(Continued on Page 3)
CALLS IT "GOOD STUFF"
The students at Kentucky State
University or at least those who are
connected with the staff of the Ken
tucky Kernel, believe that this school
is putting out one of the best college
weeklies in this part of the world and
we have always thought that in some
departments, especially the paragraph
column, we are hard to beat. Now
we know that we were right in our
belief since that peer of all present-dahumorists and the man whose'
name is a household word in .the entire Middle West, namely, our old
friend, Luke McLuke, has complimented our paragraphs in his Bits of
column in the Cincinnati Enquirer.
In the issue of last Thursday, October 7, the following Item which was
headed "Good Stuff," appeared:
The humorists attending the State
University of Kentucky last week published an imitation of Luke's Bits of
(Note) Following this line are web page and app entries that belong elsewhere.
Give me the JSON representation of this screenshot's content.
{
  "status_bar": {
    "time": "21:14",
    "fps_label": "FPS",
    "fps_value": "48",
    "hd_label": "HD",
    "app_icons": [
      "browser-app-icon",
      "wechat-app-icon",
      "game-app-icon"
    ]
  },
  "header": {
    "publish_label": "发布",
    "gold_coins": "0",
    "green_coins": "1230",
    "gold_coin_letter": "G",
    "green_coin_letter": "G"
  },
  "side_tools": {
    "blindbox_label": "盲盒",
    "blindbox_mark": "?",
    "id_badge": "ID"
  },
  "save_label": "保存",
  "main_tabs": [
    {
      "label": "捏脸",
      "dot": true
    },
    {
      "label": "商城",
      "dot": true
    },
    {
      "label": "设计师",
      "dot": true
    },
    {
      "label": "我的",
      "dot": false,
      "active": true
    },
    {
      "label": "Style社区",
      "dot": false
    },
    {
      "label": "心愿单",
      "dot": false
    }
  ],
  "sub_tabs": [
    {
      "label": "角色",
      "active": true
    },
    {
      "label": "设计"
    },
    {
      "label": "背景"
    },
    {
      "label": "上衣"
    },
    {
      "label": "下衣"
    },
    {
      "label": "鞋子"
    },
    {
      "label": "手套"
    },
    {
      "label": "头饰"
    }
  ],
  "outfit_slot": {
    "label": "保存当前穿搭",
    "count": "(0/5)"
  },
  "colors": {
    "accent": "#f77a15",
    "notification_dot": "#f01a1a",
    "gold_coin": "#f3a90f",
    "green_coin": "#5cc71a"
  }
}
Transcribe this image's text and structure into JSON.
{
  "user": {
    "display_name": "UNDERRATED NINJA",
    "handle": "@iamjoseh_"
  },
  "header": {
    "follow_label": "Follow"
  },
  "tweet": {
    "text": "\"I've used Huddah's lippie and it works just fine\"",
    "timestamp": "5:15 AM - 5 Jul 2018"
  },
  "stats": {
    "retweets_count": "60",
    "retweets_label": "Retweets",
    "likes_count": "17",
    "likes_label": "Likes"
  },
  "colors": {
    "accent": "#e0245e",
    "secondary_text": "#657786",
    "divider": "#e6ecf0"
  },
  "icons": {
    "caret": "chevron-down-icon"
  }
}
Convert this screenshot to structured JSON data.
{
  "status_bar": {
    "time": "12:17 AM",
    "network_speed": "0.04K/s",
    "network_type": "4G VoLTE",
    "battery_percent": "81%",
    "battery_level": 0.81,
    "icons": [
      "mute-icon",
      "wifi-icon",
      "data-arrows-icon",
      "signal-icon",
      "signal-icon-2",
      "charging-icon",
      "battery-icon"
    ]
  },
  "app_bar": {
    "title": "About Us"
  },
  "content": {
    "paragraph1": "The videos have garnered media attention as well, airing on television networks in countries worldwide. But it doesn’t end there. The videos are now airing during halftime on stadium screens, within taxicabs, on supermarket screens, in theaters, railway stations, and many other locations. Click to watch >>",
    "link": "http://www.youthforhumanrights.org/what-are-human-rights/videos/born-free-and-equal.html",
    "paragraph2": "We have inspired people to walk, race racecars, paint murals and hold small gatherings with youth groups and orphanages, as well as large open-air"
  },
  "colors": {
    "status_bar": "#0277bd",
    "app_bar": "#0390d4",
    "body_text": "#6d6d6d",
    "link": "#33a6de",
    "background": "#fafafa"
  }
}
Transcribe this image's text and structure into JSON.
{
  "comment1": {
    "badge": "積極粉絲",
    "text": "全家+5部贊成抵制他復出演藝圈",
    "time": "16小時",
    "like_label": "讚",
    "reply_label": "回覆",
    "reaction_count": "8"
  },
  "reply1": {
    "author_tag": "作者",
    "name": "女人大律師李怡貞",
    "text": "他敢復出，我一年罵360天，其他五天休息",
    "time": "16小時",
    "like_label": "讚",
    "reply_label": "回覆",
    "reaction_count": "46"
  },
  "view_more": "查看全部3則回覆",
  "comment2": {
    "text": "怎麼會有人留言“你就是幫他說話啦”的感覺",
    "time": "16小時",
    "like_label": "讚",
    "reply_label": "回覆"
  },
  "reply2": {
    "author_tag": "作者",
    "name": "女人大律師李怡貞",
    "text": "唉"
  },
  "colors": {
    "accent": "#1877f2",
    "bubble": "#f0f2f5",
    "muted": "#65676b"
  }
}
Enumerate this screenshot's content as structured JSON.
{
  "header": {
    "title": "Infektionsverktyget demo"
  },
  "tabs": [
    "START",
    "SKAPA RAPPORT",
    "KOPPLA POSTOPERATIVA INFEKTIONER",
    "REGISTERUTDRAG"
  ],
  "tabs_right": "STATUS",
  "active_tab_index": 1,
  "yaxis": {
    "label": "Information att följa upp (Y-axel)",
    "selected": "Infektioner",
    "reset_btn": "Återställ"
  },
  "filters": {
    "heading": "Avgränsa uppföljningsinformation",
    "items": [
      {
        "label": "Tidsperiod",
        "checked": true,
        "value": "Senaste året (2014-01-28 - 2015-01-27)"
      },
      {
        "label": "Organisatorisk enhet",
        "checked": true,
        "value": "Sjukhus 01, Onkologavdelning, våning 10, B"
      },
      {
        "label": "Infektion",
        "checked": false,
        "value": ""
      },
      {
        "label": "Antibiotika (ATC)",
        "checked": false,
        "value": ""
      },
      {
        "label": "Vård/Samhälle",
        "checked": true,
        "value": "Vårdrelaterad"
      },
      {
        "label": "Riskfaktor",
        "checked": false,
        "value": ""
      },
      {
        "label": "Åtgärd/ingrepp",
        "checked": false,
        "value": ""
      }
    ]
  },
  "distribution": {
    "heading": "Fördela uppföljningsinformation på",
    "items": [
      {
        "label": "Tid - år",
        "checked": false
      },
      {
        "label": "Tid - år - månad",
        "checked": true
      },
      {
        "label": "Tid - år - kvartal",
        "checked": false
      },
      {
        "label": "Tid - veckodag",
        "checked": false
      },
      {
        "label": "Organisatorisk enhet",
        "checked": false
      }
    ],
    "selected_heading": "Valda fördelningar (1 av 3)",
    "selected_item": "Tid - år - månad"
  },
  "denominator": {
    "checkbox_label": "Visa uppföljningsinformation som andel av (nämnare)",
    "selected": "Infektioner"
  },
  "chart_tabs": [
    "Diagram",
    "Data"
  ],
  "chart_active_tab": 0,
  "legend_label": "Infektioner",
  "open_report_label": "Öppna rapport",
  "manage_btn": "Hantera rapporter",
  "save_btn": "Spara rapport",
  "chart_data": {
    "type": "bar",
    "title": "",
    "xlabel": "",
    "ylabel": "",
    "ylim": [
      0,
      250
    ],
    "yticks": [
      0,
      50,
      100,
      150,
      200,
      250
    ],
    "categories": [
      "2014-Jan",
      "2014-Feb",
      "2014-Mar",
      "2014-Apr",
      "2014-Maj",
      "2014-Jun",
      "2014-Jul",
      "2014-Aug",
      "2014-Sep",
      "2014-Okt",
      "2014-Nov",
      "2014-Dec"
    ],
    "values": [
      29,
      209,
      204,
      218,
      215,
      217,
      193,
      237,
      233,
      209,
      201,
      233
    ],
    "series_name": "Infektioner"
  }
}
Biplay in the college Idea. They headed the column with an apology to Luke
and to the Cincinnati Enquirer. THE
STUFF WAS ALL ORIGINAL "AND
WAS REALLY FUNNY.
The column to which Mr. McLuke
refers appeared last spring before
school was out and was written by
Kenneth Doris, who was managing editor and writer of The Hum of the
Gadfly last year.
comes late it is probably because no
one sent Luke a copy of the paper,
and lest such a thing should again
happen, we hereby warn him that he
has been placed on the subscription
list of The Kentucky Kernel, the successor to The Idea, a copy of which
he received and commended.
This year's column which is called
"Squirrel Food," is modeled after Mr.
Doris' Gadfly column of last year, and
it is the ambition of the management
to make it just as good. Although Mr.
Doris is not in school this year, he is
located in Lexington, as reporter on
the Lexington Herald, and has been
of sreat assistance to this year's management by his advice. W. C. "Bill"
Shlnnlck is in charge of the "Squirrel
Focd" this year and the nutlets are
written by a number of different peoAmong the contributions which
last week were several by
Thanks, Luke. The next time you
are In Lexington let us know and we
will set 'em up to "what makes the
Wildcat wild." Its a lot better than
that Clncy beer, the excellence of
which you praise so highly. And Luke,
you know what Kentucky boasts of.
Well, the very best looking ones are
gathered at Kentucky State and sonic
of them are